TEHRAN, Iran, (AP) -Venezuela has agreed to sell gasoline to Iran, the South American county’s energy minister said in comments published Tuesday, a week after the Islamic country imposed a fuel rationing program that has sparked violence.
“Yes, Iranians have asked to buy gasoline from us and we have accepted this demand,” Rafael Ramirez told the Iranian daily newspaper Shargh.
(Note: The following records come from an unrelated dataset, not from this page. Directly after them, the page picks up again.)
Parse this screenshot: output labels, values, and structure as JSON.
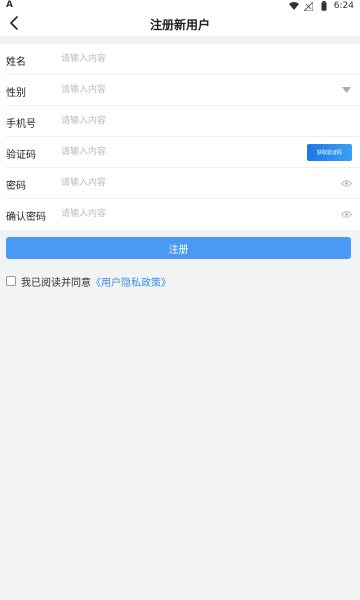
{
  "status_bar": {
    "left_label": "A",
    "time": "6:24",
    "icons": [
      "wifi-icon",
      "no-signal-icon",
      "battery-icon"
    ]
  },
  "header": {
    "title": "注册新用户",
    "back_icon": "chevron-left-icon"
  },
  "form": {
    "fields": [
      {
        "label": "姓名",
        "placeholder": "请输入内容",
        "value": ""
      },
      {
        "label": "性别",
        "placeholder": "请输入内容",
        "value": "",
        "icon": "caret-down-icon"
      },
      {
        "label": "手机号",
        "placeholder": "请输入内容",
        "value": ""
      },
      {
        "label": "验证码",
        "placeholder": "请输入内容",
        "value": "",
        "button": "获取验证码"
      },
      {
        "label": "密码",
        "placeholder": "请输入内容",
        "value": "",
        "icon": "eye-icon"
      },
      {
        "label": "确认密码",
        "placeholder": "请输入内容",
        "value": "",
        "icon": "eye-icon"
      }
    ]
  },
  "submit": {
    "label": "注册"
  },
  "agreement": {
    "text": "我已阅读并同意",
    "link": "《用户隐私政策》",
    "checked": false
  },
  "colors": {
    "primary": "#4a9af5",
    "link": "#3a8fe8",
    "background": "#f2f3f5"
  }
}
The reformist daily said Ramirez declined to elaborate on the deal.
During a visit to Iran this week, Venezuelan President Hugo Chavez called the two nations “strategic partners.” Ramirez accompanied Chavez on the visit.
Last week, the Iranian government began rationing fuel, causing angry Iranians to smash shop windows and set fire to dozens of gas stations in the capital Tehran and several other cities.
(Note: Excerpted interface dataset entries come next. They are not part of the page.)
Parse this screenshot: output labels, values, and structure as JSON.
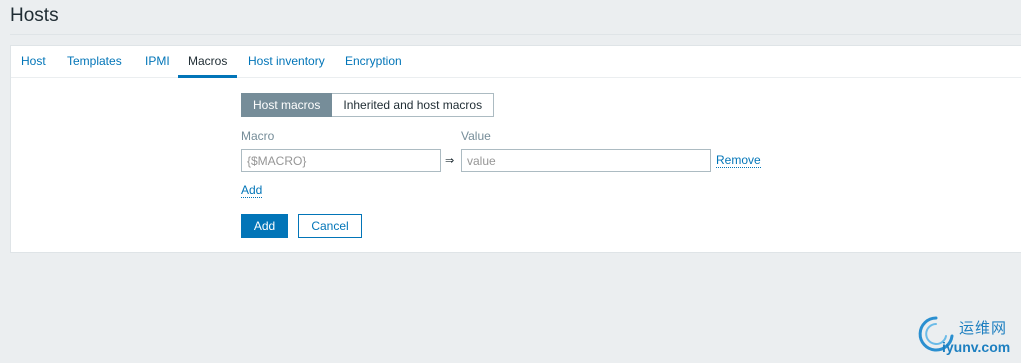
{
  "page": {
    "title": "Hosts"
  },
  "tabs": [
    {
      "label": "Host"
    },
    {
      "label": "Templates"
    },
    {
      "label": "IPMI"
    },
    {
      "label": "Macros",
      "active": true
    },
    {
      "label": "Host inventory"
    },
    {
      "label": "Encryption"
    }
  ],
  "macro_view": {
    "options": [
      "Host macros",
      "Inherited and host macros"
    ],
    "selected": "Host macros"
  },
  "macros_table": {
    "macro_header": "Macro",
    "value_header": "Value",
    "rows": [
      {
        "macro_placeholder": "{$MACRO}",
        "macro_value": "",
        "arrow": "⇒",
        "value_placeholder": "value",
        "value_value": "",
        "remove_label": "Remove"
      }
    ],
    "add_link_label": "Add"
  },
  "actions": {
    "add_label": "Add",
    "cancel_label": "Cancel"
  },
  "watermark": {
    "line1": "运维网",
    "line2": "iyunv.com"
  },
  "colors": {
    "accent": "#0275b8",
    "background": "#ebeef0",
    "segment_active": "#768d99"
  }
}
The government says the fuel rationing will free up funding for development projects and make the country “invincible.”
Iran is one of the world’s biggest oil producers, but it doesn’t have enough refineries, so it must import more than 50 percent of the gasoline its people use.
The rationing is part of a government attempt to reduce about $10 billion it spends each year to import fuel that is then sold to Iranian drivers at far less than its cost, to keep prices low.
An increase in gas prices last month and the rationing have fueled Iranian discontent with hard-line President Mahmoud Ahmadinejad, who was elected in 2005 on a platform of helping the poor and bringing oil revenues to every family. His failure to do so has sparked widespread criticism.
Iranians are accustomed to gasoline at rock bottom prices. After a 25 percent hike in prices was imposed May 21, gas sells at the equivalent of 38 cents a gallon.